“Some will go door-to-door, others will go anywhere else their incident commander says help is needed,” Zavadsky said.
MedStar brought an AMBUS mobile hospital unit as well as a special operations unit pickup truck down for the effort.
Denton County Game Warden
Denton County Game Warden Josh Bulger was one of two from his office on the way to Tilden, a small town between San Antonio and Corpus Christi, Saturday morning. He said he expected to arrive at his staging area just after noon.
He said game wardens from all over Texas were bringing rescue boats, though he said he didn’t know if those operations would begin Saturday or Sunday.
“We’re going to be trying to rescue people who stayed and got flooded out,” Bulger said. “We’ll have a team of about a dozen guys working in that area, with other partners spread out toward the Houston area.”
In an address Saturday, Texas Gov. Greg Abbott said that about 1,000 total personnel were involved in search-and-rescue efforts.
Cook Children’s Medical Center

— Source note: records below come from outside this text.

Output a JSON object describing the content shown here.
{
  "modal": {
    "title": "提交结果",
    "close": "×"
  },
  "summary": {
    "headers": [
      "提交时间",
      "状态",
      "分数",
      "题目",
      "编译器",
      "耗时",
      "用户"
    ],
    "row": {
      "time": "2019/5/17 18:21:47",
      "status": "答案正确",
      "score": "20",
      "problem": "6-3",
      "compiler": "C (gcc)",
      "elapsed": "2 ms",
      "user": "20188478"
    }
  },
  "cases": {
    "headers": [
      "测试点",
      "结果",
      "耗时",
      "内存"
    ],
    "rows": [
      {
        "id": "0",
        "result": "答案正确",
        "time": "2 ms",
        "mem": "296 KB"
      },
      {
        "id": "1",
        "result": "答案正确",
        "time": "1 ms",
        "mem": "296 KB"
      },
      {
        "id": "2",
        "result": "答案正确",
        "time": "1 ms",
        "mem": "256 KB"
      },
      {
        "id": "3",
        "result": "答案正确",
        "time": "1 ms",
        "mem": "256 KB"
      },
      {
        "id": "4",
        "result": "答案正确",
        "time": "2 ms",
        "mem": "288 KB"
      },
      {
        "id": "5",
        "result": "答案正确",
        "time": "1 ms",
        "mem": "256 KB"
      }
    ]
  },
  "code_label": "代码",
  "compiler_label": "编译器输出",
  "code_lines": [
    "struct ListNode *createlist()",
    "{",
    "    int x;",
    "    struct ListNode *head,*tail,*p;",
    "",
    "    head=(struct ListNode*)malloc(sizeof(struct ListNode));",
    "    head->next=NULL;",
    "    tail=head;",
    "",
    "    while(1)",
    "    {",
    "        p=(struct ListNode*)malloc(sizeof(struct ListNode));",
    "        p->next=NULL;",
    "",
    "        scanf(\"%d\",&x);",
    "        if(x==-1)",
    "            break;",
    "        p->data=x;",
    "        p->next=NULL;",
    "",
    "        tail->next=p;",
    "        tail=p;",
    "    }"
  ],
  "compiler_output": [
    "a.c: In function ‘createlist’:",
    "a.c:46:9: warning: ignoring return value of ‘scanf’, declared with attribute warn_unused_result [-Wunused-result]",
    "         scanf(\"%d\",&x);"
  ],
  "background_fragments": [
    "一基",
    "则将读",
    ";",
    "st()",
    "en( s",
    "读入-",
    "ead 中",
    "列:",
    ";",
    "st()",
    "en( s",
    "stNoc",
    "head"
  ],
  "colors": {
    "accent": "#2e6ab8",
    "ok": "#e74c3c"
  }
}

In Fort Worth, the final pair of babies transferred from Driscoll Children’s Hopsital in Corpus Christi to the Cook Children’s neonatal ICU unit in Fort Worth arrived at 6:30 a.m. Friday, according to Cook spokeswoman Kim Brown. Their parents were all expected to arrive Saturday or Sunday.
“The babies are being cared for. Their parents had to find their own transportation to get here,” Brown said. “[The babies] did well getting here. They handled the trip pretty well. They’re all settled in and getting the care they need.”
Four planes, one owned by Cook, one owned by Driscoll and two from Children’s hospital in Dallas, shuttled one baby at a time from Corpus to Fort Worth’s Meachem Field, starting on Thursday.
DFW Red Cross
Two Red Cross shelters have been opened in Dallas for evacuees from the affected areas.
DFW Red Cross spokesman Dan Halyburton said 286 evacuees were sheltered at the Walnut Hill Recreation Center on Friday night. A second shelter was opened late Friday night at the Tommie Allen Recreation Center in Dallas, at 7071 Bonnie View Rd.
“The majority of the people I’ve run across who have come to the Dallas shelters have been from Houston,” Halyburton said. “If the need arises, we’ve got pre-positioned supplies at a number of shelter locations, so these things can go up pretty fast as needed.”
For now, all those pre-positioned shelter locations will be in Dallas. State officials will reimburse the city for its costs.